• _Task input_
________________________________________

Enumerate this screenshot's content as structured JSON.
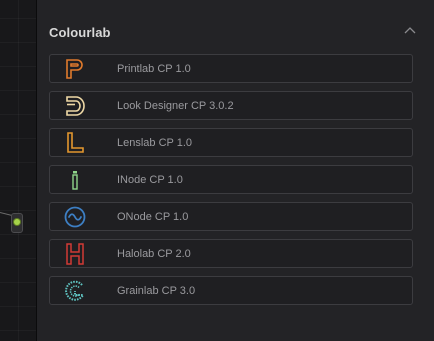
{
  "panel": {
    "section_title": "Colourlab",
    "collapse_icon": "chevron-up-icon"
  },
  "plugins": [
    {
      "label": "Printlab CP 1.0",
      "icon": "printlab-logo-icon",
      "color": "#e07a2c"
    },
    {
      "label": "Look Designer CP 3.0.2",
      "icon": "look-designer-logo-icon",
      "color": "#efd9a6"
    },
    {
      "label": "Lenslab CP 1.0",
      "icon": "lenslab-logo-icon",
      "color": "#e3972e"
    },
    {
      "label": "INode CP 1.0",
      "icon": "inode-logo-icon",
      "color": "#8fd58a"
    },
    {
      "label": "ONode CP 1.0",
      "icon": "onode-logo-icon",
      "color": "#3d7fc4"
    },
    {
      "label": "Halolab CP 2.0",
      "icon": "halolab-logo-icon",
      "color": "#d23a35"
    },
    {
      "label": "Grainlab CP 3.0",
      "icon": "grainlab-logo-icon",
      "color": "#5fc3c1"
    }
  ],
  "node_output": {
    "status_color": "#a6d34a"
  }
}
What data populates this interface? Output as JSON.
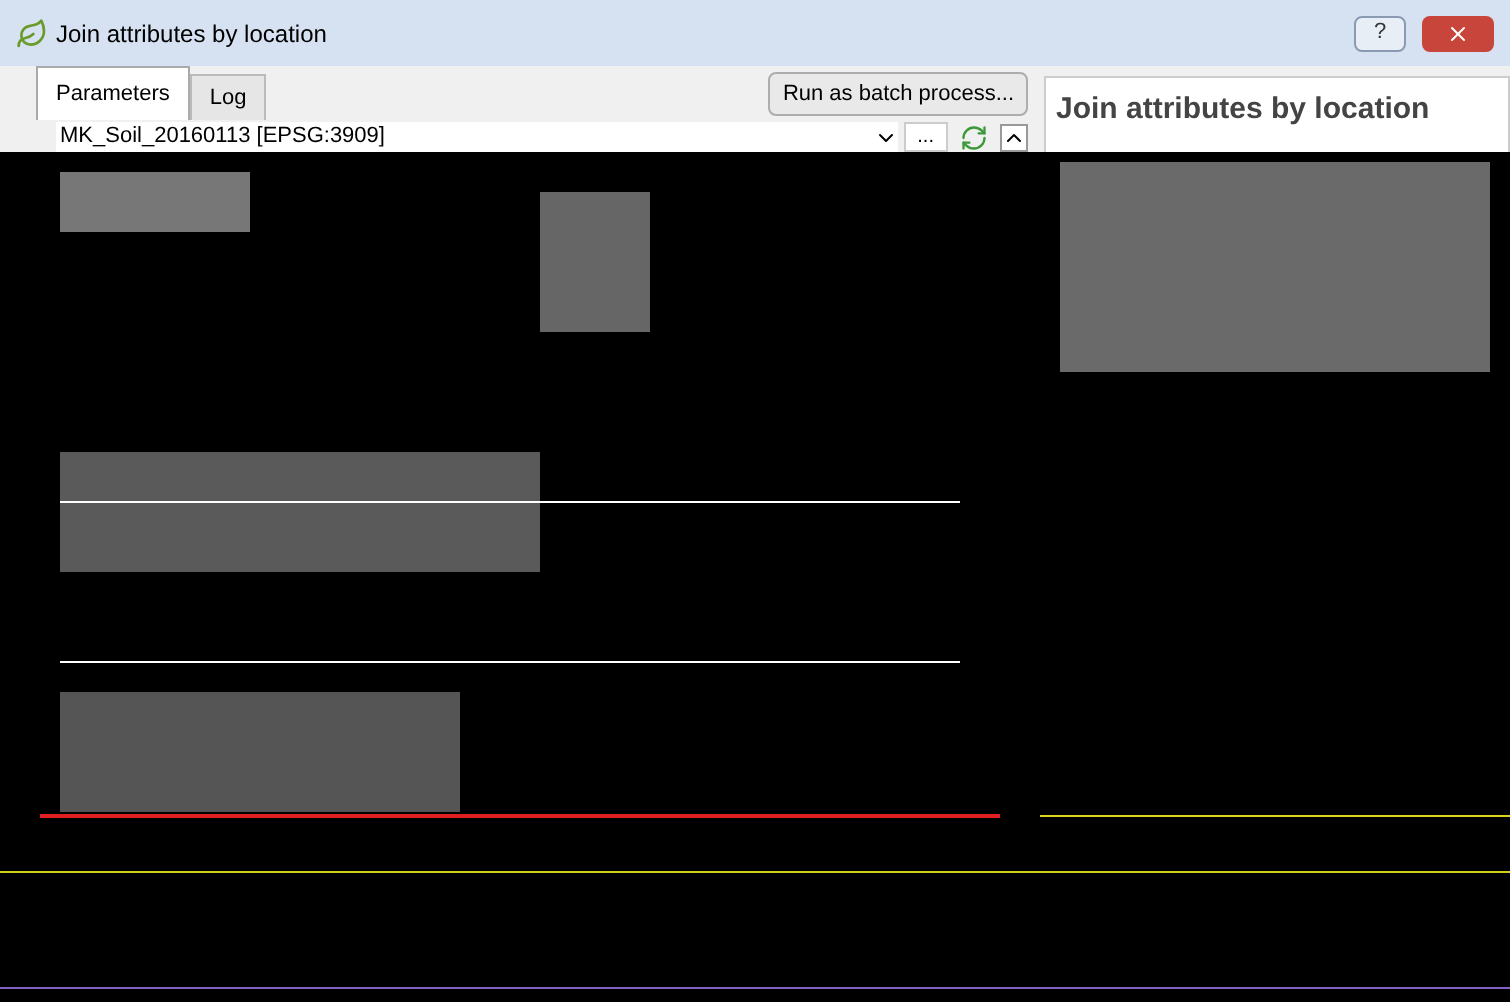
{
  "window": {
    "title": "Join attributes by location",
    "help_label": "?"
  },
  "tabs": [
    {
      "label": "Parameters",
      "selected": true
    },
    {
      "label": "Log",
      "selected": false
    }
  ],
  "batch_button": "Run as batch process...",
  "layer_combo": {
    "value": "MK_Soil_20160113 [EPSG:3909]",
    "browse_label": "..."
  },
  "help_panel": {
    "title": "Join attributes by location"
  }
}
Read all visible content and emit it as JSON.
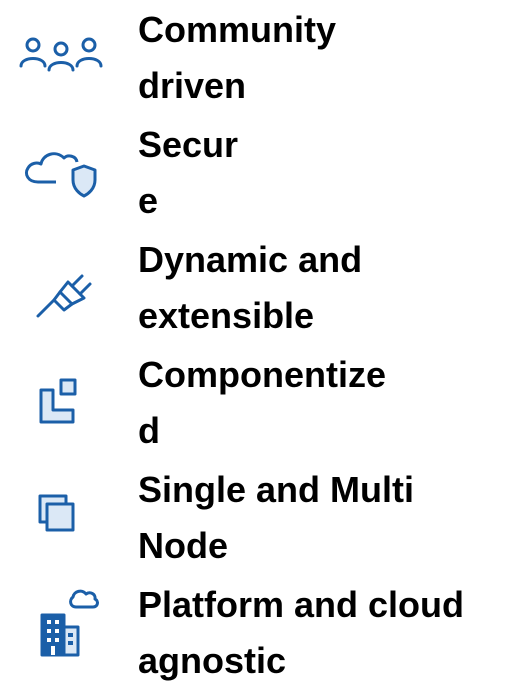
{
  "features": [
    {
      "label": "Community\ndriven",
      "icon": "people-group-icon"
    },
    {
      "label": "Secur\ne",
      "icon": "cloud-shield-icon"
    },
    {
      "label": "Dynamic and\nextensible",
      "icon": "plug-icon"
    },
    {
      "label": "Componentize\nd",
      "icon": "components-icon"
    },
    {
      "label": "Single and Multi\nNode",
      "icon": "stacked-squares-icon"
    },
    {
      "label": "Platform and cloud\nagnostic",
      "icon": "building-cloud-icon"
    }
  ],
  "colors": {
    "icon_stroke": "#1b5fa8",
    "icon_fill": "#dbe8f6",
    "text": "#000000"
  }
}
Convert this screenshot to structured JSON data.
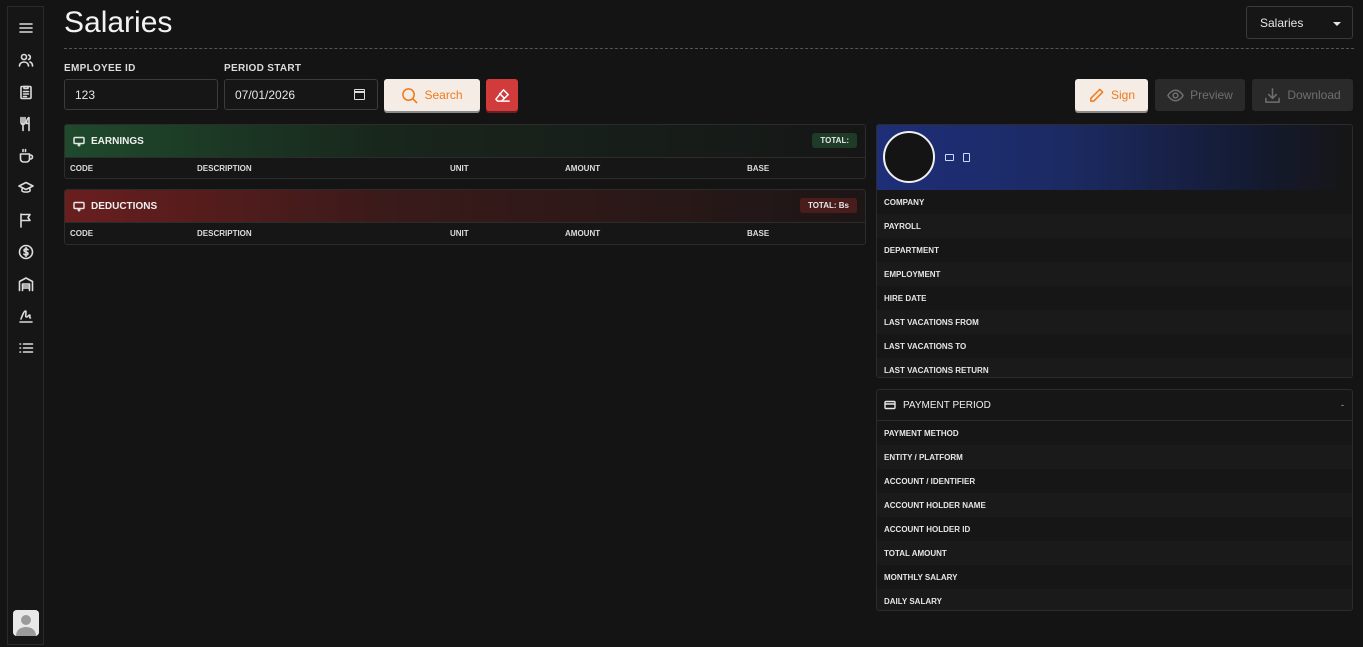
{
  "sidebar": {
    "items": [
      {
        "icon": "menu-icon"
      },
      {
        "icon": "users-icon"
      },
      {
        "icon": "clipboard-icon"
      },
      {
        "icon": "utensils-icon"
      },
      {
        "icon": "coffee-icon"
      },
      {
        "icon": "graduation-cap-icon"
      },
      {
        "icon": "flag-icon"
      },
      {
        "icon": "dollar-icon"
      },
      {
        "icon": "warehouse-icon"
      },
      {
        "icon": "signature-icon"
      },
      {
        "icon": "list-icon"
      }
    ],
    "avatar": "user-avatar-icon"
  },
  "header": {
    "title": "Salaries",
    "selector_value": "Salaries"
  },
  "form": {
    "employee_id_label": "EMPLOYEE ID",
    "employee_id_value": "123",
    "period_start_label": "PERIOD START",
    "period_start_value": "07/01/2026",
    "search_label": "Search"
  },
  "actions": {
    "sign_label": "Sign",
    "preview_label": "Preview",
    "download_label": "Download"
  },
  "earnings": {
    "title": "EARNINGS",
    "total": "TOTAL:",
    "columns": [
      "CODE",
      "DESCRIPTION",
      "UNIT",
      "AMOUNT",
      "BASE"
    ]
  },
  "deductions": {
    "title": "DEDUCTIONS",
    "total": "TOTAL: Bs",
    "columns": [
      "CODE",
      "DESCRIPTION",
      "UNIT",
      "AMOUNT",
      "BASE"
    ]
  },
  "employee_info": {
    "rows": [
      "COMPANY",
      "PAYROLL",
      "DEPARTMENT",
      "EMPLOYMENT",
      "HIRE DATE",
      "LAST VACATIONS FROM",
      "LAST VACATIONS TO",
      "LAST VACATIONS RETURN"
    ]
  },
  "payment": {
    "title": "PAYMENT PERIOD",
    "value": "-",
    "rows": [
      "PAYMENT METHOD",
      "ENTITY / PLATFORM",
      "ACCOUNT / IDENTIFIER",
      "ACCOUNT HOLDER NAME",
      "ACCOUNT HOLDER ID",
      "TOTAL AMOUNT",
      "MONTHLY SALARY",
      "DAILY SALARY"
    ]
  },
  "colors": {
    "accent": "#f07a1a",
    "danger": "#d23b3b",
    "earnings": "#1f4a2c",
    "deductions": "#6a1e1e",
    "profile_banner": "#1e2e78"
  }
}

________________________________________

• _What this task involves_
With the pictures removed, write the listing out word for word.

• _Answer for the task_
Enumerate this screenshot's content as structured JSON.
{
  "panel": {
    "section_title": "Colourlab",
    "collapse_icon": "chevron-up-icon"
  },
  "plugins": [
    {
      "label": "Printlab CP 1.0",
      "icon": "printlab-logo-icon",
      "color": "#e07a2c"
    },
    {
      "label": "Look Designer CP 3.0.2",
      "icon": "look-designer-logo-icon",
      "color": "#efd9a6"
    },
    {
      "label": "Lenslab CP 1.0",
      "icon": "lenslab-logo-icon",
      "color": "#e3972e"
    },
    {
      "label": "INode CP 1.0",
      "icon": "inode-logo-icon",
      "color": "#8fd58a"
    },
    {
      "label": "ONode CP 1.0",
      "icon": "onode-logo-icon",
      "color": "#3d7fc4"
    },
    {
      "label": "Halolab CP 2.0",
      "icon": "halolab-logo-icon",
      "color": "#d23a35"
    },
    {
      "label": "Grainlab CP 3.0",
      "icon": "grainlab-logo-icon",
      "color": "#5fc3c1"
    }
  ],
  "node_output": {
    "status_color": "#a6d34a"
  }
}
What data populates this interface? Output as JSON.
{
  "window": {
    "title": "Join attributes by location",
    "help_label": "?"
  },
  "tabs": [
    {
      "label": "Parameters",
      "selected": true
    },
    {
      "label": "Log",
      "selected": false
    }
  ],
  "batch_button": "Run as batch process...",
  "layer_combo": {
    "value": "MK_Soil_20160113 [EPSG:3909]",
    "browse_label": "..."
  },
  "help_panel": {
    "title": "Join attributes by location"
  }
}
Read all visible content and emit it as JSON.
{
  "features": [
    {
      "label": "Community\ndriven",
      "icon": "people-group-icon"
    },
    {
      "label": "Secur\ne",
      "icon": "cloud-shield-icon"
    },
    {
      "label": "Dynamic and\nextensible",
      "icon": "plug-icon"
    },
    {
      "label": "Componentize\nd",
      "icon": "components-icon"
    },
    {
      "label": "Single and Multi\nNode",
      "icon": "stacked-squares-icon"
    },
    {
      "label": "Platform and cloud\nagnostic",
      "icon": "building-cloud-icon"
    }
  ],
  "colors": {
    "icon_stroke": "#1b5fa8",
    "icon_fill": "#dbe8f6",
    "text": "#000000"
  }
}
Convert this screenshot to structured JSON data.
{
  "sidebar": {
    "items": [
      {
        "icon": "menu-icon"
      },
      {
        "icon": "users-icon"
      },
      {
        "icon": "clipboard-icon"
      },
      {
        "icon": "utensils-icon"
      },
      {
        "icon": "coffee-icon"
      },
      {
        "icon": "graduation-cap-icon"
      },
      {
        "icon": "flag-icon"
      },
      {
        "icon": "dollar-icon"
      },
      {
        "icon": "warehouse-icon"
      },
      {
        "icon": "signature-icon"
      },
      {
        "icon": "list-icon"
      }
    ],
    "avatar": "user-avatar-icon"
  },
  "header": {
    "title": "Salaries",
    "selector_value": "Salaries"
  },
  "form": {
    "employee_id_label": "EMPLOYEE ID",
    "employee_id_value": "123",
    "period_start_label": "PERIOD START",
    "period_start_value": "07/01/2026",
    "search_label": "Search"
  },
  "actions": {
    "sign_label": "Sign",
    "preview_label": "Preview",
    "download_label": "Download"
  },
  "earnings": {
    "title": "EARNINGS",
    "total": "TOTAL:",
    "columns": [
      "CODE",
      "DESCRIPTION",
      "UNIT",
      "AMOUNT",
      "BASE"
    ]
  },
  "deductions": {
    "title": "DEDUCTIONS",
    "total": "TOTAL: Bs",
    "columns": [
      "CODE",
      "DESCRIPTION",
      "UNIT",
      "AMOUNT",
      "BASE"
    ]
  },
  "employee_info": {
    "rows": [
      "COMPANY",
      "PAYROLL",
      "DEPARTMENT",
      "EMPLOYMENT",
      "HIRE DATE",
      "LAST VACATIONS FROM",
      "LAST VACATIONS TO",
      "LAST VACATIONS RETURN"
    ]
  },
  "payment": {
    "title": "PAYMENT PERIOD",
    "value": "-",
    "rows": [
      "PAYMENT METHOD",
      "ENTITY / PLATFORM",
      "ACCOUNT / IDENTIFIER",
      "ACCOUNT HOLDER NAME",
      "ACCOUNT HOLDER ID",
      "TOTAL AMOUNT",
      "MONTHLY SALARY",
      "DAILY SALARY"
    ]
  },
  "colors": {
    "accent": "#f07a1a",
    "danger": "#d23b3b",
    "earnings": "#1f4a2c",
    "deductions": "#6a1e1e",
    "profile_banner": "#1e2e78"
  }
}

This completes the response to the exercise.